ASSIGNMENT =
The answer must be every line of the records below that contains the word "date".

Source records =
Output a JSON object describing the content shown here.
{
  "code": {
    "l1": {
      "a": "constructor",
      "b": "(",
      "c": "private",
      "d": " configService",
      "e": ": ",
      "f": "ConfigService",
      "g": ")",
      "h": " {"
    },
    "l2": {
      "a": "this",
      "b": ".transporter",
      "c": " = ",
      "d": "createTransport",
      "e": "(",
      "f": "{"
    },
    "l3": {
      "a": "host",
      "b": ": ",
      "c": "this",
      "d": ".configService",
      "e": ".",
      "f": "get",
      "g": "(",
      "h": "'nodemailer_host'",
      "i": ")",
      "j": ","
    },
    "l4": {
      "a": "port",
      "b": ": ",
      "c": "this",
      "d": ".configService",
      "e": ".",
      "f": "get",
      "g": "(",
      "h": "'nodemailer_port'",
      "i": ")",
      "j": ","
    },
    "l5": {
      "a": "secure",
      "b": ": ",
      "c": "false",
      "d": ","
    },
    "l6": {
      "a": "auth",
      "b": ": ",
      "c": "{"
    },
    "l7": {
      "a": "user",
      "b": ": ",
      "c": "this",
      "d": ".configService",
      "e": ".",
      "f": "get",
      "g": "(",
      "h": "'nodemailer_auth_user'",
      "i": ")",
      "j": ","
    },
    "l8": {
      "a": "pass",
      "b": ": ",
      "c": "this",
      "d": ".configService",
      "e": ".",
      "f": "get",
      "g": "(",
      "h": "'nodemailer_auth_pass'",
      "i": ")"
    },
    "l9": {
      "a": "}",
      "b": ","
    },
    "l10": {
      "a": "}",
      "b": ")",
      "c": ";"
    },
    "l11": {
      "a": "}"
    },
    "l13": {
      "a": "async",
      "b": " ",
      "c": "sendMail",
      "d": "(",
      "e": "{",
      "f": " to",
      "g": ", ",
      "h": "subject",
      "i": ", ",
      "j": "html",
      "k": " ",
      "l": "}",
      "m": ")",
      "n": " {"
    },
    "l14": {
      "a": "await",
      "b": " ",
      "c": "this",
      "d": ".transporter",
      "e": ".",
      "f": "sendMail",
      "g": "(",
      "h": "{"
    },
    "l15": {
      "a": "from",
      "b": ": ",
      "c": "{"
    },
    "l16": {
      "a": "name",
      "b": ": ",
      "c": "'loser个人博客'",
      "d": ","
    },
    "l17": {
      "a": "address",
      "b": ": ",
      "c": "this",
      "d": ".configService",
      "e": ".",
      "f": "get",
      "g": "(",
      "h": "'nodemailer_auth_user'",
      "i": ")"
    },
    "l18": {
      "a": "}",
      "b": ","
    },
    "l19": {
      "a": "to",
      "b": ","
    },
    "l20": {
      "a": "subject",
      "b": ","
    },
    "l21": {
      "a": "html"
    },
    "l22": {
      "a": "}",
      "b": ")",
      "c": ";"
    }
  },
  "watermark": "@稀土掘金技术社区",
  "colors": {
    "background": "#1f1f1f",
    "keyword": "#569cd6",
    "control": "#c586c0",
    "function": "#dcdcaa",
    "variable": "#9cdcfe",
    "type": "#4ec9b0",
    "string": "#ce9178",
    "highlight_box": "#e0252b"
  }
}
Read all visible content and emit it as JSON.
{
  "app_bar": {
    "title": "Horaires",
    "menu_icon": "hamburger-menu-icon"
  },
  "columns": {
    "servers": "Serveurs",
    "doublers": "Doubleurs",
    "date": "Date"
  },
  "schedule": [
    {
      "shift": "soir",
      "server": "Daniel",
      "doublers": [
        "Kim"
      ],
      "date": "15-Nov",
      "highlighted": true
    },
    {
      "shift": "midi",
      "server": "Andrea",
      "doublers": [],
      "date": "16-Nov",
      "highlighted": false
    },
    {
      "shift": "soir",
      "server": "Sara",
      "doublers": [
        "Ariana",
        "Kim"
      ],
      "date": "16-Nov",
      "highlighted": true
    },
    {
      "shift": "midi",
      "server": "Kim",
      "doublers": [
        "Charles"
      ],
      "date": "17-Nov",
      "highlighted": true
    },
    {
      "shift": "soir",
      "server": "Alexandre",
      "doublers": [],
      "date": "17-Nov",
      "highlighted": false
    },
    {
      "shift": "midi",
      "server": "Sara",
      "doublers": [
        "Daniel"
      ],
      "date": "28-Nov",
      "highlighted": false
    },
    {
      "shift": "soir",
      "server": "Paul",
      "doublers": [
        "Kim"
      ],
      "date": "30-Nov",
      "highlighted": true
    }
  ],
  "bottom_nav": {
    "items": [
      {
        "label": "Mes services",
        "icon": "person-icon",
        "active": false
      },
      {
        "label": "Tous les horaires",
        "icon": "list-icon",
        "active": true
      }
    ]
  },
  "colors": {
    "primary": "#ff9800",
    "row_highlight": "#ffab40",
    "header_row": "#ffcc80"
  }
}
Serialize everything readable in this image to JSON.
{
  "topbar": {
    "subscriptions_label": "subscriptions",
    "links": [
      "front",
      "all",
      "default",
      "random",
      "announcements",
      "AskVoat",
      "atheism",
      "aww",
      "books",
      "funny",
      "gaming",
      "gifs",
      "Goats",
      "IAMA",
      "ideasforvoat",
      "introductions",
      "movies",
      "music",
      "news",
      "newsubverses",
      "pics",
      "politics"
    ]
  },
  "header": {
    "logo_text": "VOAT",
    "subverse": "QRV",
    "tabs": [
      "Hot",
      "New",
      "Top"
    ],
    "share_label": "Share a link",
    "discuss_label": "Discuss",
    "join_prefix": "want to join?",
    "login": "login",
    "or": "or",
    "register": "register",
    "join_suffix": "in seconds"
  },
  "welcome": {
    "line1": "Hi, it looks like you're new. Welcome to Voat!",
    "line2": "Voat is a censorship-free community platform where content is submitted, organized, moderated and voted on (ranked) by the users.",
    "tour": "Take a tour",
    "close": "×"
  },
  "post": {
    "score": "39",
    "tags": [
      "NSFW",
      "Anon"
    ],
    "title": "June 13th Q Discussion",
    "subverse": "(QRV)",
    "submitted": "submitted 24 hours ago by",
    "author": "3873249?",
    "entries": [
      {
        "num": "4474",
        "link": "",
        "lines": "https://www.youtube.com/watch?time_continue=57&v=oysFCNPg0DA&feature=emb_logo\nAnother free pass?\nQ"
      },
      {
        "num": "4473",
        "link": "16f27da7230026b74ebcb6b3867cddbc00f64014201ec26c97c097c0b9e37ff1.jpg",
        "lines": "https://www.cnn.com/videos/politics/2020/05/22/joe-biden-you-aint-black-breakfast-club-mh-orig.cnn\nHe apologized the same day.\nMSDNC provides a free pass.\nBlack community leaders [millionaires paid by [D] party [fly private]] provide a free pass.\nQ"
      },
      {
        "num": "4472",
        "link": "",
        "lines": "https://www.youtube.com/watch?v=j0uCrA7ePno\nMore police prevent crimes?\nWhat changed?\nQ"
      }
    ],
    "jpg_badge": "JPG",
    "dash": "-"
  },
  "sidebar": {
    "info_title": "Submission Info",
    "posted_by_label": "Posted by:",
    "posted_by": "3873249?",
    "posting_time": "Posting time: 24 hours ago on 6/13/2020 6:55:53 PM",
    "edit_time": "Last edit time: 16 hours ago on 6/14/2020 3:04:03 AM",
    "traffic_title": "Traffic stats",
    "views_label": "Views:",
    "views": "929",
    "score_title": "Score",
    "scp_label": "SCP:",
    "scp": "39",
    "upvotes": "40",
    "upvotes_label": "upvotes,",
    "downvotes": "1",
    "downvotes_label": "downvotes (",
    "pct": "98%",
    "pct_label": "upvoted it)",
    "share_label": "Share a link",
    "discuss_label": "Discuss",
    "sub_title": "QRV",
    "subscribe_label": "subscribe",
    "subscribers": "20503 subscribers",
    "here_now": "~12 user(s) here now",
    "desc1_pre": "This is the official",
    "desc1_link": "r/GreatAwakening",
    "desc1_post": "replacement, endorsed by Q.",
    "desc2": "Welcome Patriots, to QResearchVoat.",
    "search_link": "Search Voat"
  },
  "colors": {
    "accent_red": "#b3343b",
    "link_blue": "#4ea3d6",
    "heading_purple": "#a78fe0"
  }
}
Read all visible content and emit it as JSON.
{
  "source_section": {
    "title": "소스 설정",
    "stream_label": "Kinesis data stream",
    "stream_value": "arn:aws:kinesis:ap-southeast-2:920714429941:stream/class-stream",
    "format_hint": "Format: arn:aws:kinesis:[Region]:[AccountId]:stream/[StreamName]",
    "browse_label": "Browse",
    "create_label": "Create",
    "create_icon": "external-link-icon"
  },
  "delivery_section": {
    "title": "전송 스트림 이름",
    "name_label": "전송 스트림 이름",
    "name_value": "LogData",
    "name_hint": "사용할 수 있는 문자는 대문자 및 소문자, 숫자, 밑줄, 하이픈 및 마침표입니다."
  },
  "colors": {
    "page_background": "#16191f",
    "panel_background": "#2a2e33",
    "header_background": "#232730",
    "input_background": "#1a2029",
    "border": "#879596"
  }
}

WRITTEN SOLUTION =
    "date": "Date"
      "date": "15-Nov",
      "date": "16-Nov",
      "date": "16-Nov",
      "date": "17-Nov",
      "date": "17-Nov",
      "date": "28-Nov",
      "date": "30-Nov",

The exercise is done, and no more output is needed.